But something happened as they tramped the dusty roads of Palestine with him. At times they questioned, at times they grumbled, often they misunderstood. But reading their story, you can’t escape the sense that he became a puzzle to them. They walked and talked and ate with him for months on end. They touched him, they smelled him at the end of a lonh hot day. He was a man, yet the things he did, the words he spoke, his very presence, seemed to strain at the limits of the definition. There was always a ‘something more’, something even the crowds sensed as they hear the author ity in his teaching. That the disciples didn’t understand it clearly, the Gospels all attest.
And why should we be surprised that these men, brought up in the strict monotheism of the Jewish faith struggled with the sense, the growing realisation, that he didn’t simply point to God, but that in him they somehow experienced the presence of God?
And then he was gone: torn from them. They were lost and bereft. They huddled together in fear which the Resurrection appearances had clearly not dispelled. Death may not have defeated him but he was no longer with them. Then, on that first astounding day of Pentecost, something burst into their lives which was beyond any experience. They spoke of w ind and flame on that day. In the days to come they spoke of a great force which carried them out into the world to heal and to teach as Jesus had. And it came to them with unshakable conviction that this too was God – not some act of the awesome Creator, not even the experience of the face of God seen in Jesus, but God ‘within’ them, fused with their own being, enabling and energising them to be the outreach of God into the world.
It would be generations bfore the Church felt able to speak with any real authority and clarity of what it all meant – the God who proclaimed Jesus as a beloved Son, the Son who pointed others to the Father, the promised Spirit who seemed to make no personal claim except to point tp Father and to Son.
It was, and is, a bit of a mess and its only justification is that they spoke of what they knew. Beware the expert who claims to know the domestic arrangements of the thre eperson household of the Trinity. If the statement that God is three persons and yet one has logic, it’s the logic of the madhouse. If the preacher is confused, it’s because at the heart of the nature of God there is a mystery.
There will never be a neat and tidy doctrine of the Trinity with the theological I’s dotted and the T’s crossed. Or at least, there will never be a neat and tidy doctrine worth listening to. The doctrine of the Trinity is anything but tidy, it is the child of that wild and wayward force, experience. They spoke of what they knew. We speak of what we know.
We speak of the awesome Father into whose hands we commit that which is beyond our power and comprehension. We speak of the Son who shared our trials and our temptations, who understands our weaknesses, and whose sacrifice stands as an example of the heights to which humanity can attain. And we speak of the Spirit who, if we will only loose our footing a little, will sweep us onwards towards the fullness of life that God means us to have.

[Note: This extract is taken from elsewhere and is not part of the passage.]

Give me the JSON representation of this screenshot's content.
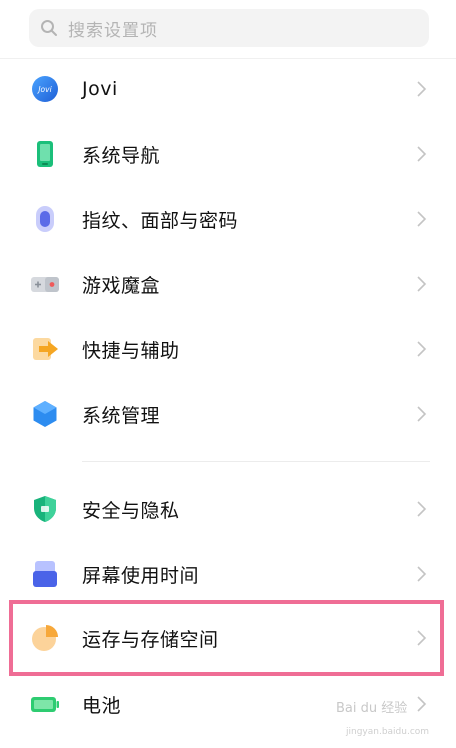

We speak of what we know. And if sometimes what we know goes beyond what we can speak, that is as it should be when it comes to the mystery of God. This at least we can say:
Glory to the Father, and to the Son, and to the Holy Spirit. As it was in the beginning, is now and ever shall be, world without end.